§ Supplied data
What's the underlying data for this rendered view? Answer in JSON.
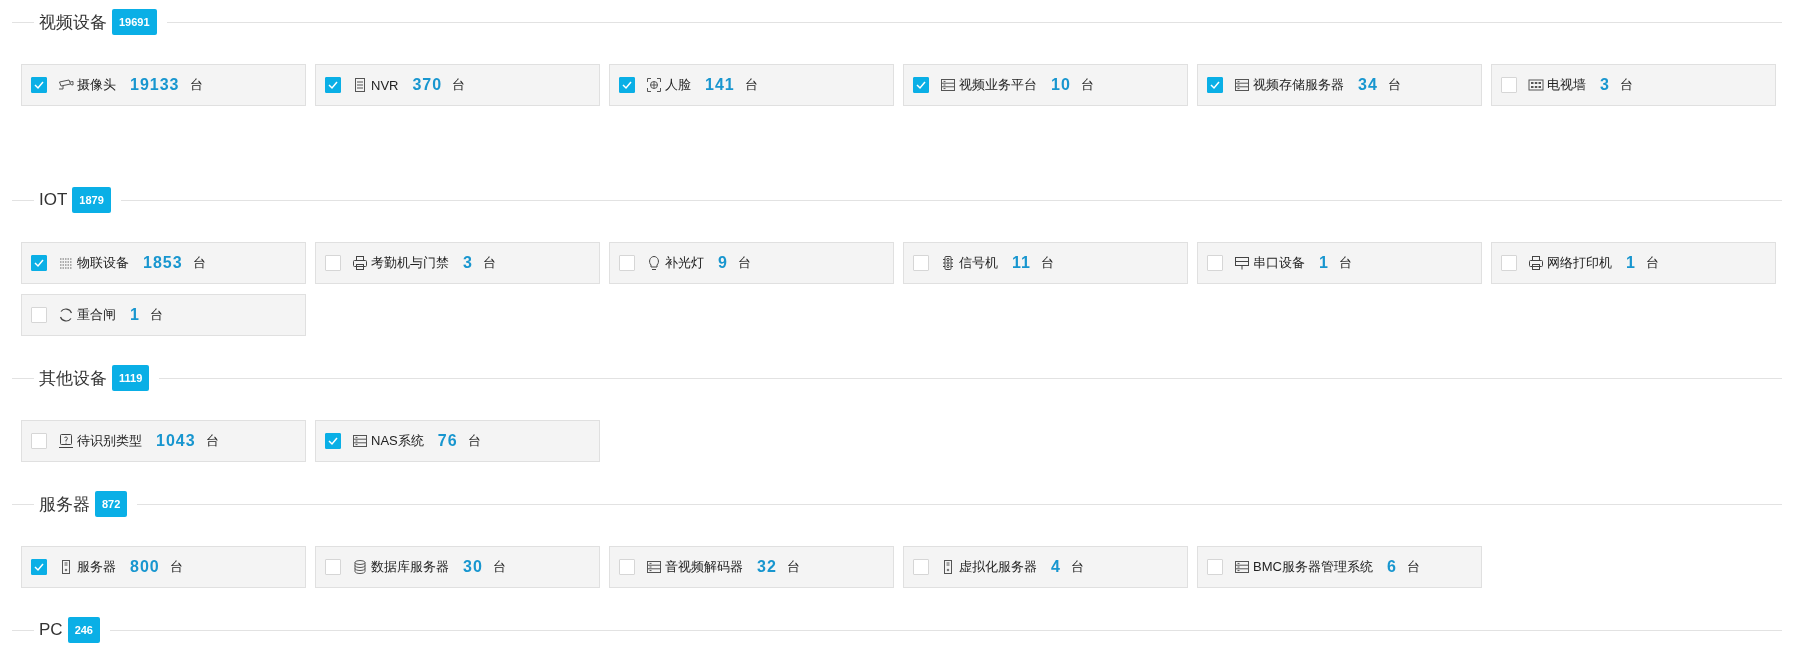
{
  "sections": [
    {
      "title": "视频设备",
      "count": "19691",
      "devices": [
        {
          "kind": "camera",
          "name": "摄像头",
          "count": "19133",
          "unit": "台",
          "checked": true
        },
        {
          "kind": "nvr",
          "name": "NVR",
          "count": "370",
          "unit": "台",
          "checked": true
        },
        {
          "kind": "face",
          "name": "人脸",
          "count": "141",
          "unit": "台",
          "checked": true
        },
        {
          "kind": "rack",
          "name": "视频业务平台",
          "count": "10",
          "unit": "台",
          "checked": true
        },
        {
          "kind": "rack",
          "name": "视频存储服务器",
          "count": "34",
          "unit": "台",
          "checked": true
        },
        {
          "kind": "grid",
          "name": "电视墙",
          "count": "3",
          "unit": "台",
          "checked": false
        }
      ]
    },
    {
      "title": "IOT",
      "count": "1879",
      "devices": [
        {
          "kind": "iot",
          "name": "物联设备",
          "count": "1853",
          "unit": "台",
          "checked": true
        },
        {
          "kind": "printer",
          "name": "考勤机与门禁",
          "count": "3",
          "unit": "台",
          "checked": false
        },
        {
          "kind": "bulb",
          "name": "补光灯",
          "count": "9",
          "unit": "台",
          "checked": false
        },
        {
          "kind": "signal",
          "name": "信号机",
          "count": "11",
          "unit": "台",
          "checked": false
        },
        {
          "kind": "serial",
          "name": "串口设备",
          "count": "1",
          "unit": "台",
          "checked": false
        },
        {
          "kind": "printer",
          "name": "网络打印机",
          "count": "1",
          "unit": "台",
          "checked": false
        },
        {
          "kind": "reload",
          "name": "重合闸",
          "count": "1",
          "unit": "台",
          "checked": false
        }
      ]
    },
    {
      "title": "其他设备",
      "count": "1119",
      "devices": [
        {
          "kind": "unknown",
          "name": "待识别类型",
          "count": "1043",
          "unit": "台",
          "checked": false
        },
        {
          "kind": "rack",
          "name": "NAS系统",
          "count": "76",
          "unit": "台",
          "checked": true
        }
      ]
    },
    {
      "title": "服务器",
      "count": "872",
      "devices": [
        {
          "kind": "tower",
          "name": "服务器",
          "count": "800",
          "unit": "台",
          "checked": true
        },
        {
          "kind": "database",
          "name": "数据库服务器",
          "count": "30",
          "unit": "台",
          "checked": false
        },
        {
          "kind": "rack",
          "name": "音视频解码器",
          "count": "32",
          "unit": "台",
          "checked": false
        },
        {
          "kind": "tower",
          "name": "虚拟化服务器",
          "count": "4",
          "unit": "台",
          "checked": false
        },
        {
          "kind": "rack",
          "name": "BMC服务器管理系统",
          "count": "6",
          "unit": "台",
          "checked": false
        }
      ]
    },
    {
      "title": "PC",
      "count": "246"
    }
  ]
}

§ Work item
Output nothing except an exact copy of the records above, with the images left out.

§ Output of the exercise
What's the underlying data for this rendered view? Answer in JSON.
{
  "sections": [
    {
      "title": "视频设备",
      "count": "19691",
      "devices": [
        {
          "kind": "camera",
          "name": "摄像头",
          "count": "19133",
          "unit": "台",
          "checked": true
        },
        {
          "kind": "nvr",
          "name": "NVR",
          "count": "370",
          "unit": "台",
          "checked": true
        },
        {
          "kind": "face",
          "name": "人脸",
          "count": "141",
          "unit": "台",
          "checked": true
        },
        {
          "kind": "rack",
          "name": "视频业务平台",
          "count": "10",
          "unit": "台",
          "checked": true
        },
        {
          "kind": "rack",
          "name": "视频存储服务器",
          "count": "34",
          "unit": "台",
          "checked": true
        },
        {
          "kind": "grid",
          "name": "电视墙",
          "count": "3",
          "unit": "台",
          "checked": false
        }
      ]
    },
    {
      "title": "IOT",
      "count": "1879",
      "devices": [
        {
          "kind": "iot",
          "name": "物联设备",
          "count": "1853",
          "unit": "台",
          "checked": true
        },
        {
          "kind": "printer",
          "name": "考勤机与门禁",
          "count": "3",
          "unit": "台",
          "checked": false
        },
        {
          "kind": "bulb",
          "name": "补光灯",
          "count": "9",
          "unit": "台",
          "checked": false
        },
        {
          "kind": "signal",
          "name": "信号机",
          "count": "11",
          "unit": "台",
          "checked": false
        },
        {
          "kind": "serial",
          "name": "串口设备",
          "count": "1",
          "unit": "台",
          "checked": false
        },
        {
          "kind": "printer",
          "name": "网络打印机",
          "count": "1",
          "unit": "台",
          "checked": false
        },
        {
          "kind": "reload",
          "name": "重合闸",
          "count": "1",
          "unit": "台",
          "checked": false
        }
      ]
    },
    {
      "title": "其他设备",
      "count": "1119",
      "devices": [
        {
          "kind": "unknown",
          "name": "待识别类型",
          "count": "1043",
          "unit": "台",
          "checked": false
        },
        {
          "kind": "rack",
          "name": "NAS系统",
          "count": "76",
          "unit": "台",
          "checked": true
        }
      ]
    },
    {
      "title": "服务器",
      "count": "872",
      "devices": [
        {
          "kind": "tower",
          "name": "服务器",
          "count": "800",
          "unit": "台",
          "checked": true
        },
        {
          "kind": "database",
          "name": "数据库服务器",
          "count": "30",
          "unit": "台",
          "checked": false
        },
        {
          "kind": "rack",
          "name": "音视频解码器",
          "count": "32",
          "unit": "台",
          "checked": false
        },
        {
          "kind": "tower",
          "name": "虚拟化服务器",
          "count": "4",
          "unit": "台",
          "checked": false
        },
        {
          "kind": "rack",
          "name": "BMC服务器管理系统",
          "count": "6",
          "unit": "台",
          "checked": false
        }
      ]
    },
    {
      "title": "PC",
      "count": "246"
    }
  ]
}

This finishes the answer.